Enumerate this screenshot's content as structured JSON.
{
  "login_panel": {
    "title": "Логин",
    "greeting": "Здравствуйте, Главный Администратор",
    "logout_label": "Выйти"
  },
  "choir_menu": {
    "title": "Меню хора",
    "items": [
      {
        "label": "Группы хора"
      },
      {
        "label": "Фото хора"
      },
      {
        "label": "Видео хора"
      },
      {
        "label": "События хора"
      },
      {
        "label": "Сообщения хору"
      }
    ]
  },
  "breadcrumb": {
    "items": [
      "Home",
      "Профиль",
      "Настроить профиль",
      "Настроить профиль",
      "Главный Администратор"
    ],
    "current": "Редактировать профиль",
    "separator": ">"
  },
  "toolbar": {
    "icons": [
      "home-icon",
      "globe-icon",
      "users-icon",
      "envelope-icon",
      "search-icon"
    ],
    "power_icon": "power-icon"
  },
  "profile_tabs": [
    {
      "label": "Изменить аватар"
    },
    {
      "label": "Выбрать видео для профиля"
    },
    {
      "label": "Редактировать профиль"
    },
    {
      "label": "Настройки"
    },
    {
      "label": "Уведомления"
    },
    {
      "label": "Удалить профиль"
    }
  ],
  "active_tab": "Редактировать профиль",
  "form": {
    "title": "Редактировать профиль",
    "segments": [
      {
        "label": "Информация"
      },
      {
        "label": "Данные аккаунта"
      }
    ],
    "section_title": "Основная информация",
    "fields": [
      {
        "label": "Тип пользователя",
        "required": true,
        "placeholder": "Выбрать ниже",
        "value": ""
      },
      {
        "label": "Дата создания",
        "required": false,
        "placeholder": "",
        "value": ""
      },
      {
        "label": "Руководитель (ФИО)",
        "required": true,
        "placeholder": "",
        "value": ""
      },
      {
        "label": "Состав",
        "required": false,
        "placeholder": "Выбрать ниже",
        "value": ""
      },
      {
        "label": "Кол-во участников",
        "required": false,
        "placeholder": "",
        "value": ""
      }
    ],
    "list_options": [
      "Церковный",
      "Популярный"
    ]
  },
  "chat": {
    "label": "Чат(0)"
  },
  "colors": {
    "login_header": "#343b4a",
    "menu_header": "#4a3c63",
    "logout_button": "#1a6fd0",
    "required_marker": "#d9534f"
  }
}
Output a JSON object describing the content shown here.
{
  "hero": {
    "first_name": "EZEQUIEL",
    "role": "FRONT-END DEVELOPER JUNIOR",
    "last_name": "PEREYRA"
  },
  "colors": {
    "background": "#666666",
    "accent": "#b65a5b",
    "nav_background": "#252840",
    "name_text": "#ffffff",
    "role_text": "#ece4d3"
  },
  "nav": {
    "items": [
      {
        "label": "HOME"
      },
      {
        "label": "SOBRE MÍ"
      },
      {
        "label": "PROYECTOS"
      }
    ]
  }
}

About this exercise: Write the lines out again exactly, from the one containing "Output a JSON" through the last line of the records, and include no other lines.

Solution to the exercise:
Output a JSON object describing the content shown here.
{
  "hero": {
    "first_name": "EZEQUIEL",
    "role": "FRONT-END DEVELOPER JUNIOR",
    "last_name": "PEREYRA"
  },
  "colors": {
    "background": "#666666",
    "accent": "#b65a5b",
    "nav_background": "#252840",
    "name_text": "#ffffff",
    "role_text": "#ece4d3"
  },
  "nav": {
    "items": [
      {
        "label": "HOME"
      },
      {
        "label": "SOBRE MÍ"
      },
      {
        "label": "PROYECTOS"
      }
    ]
  }
}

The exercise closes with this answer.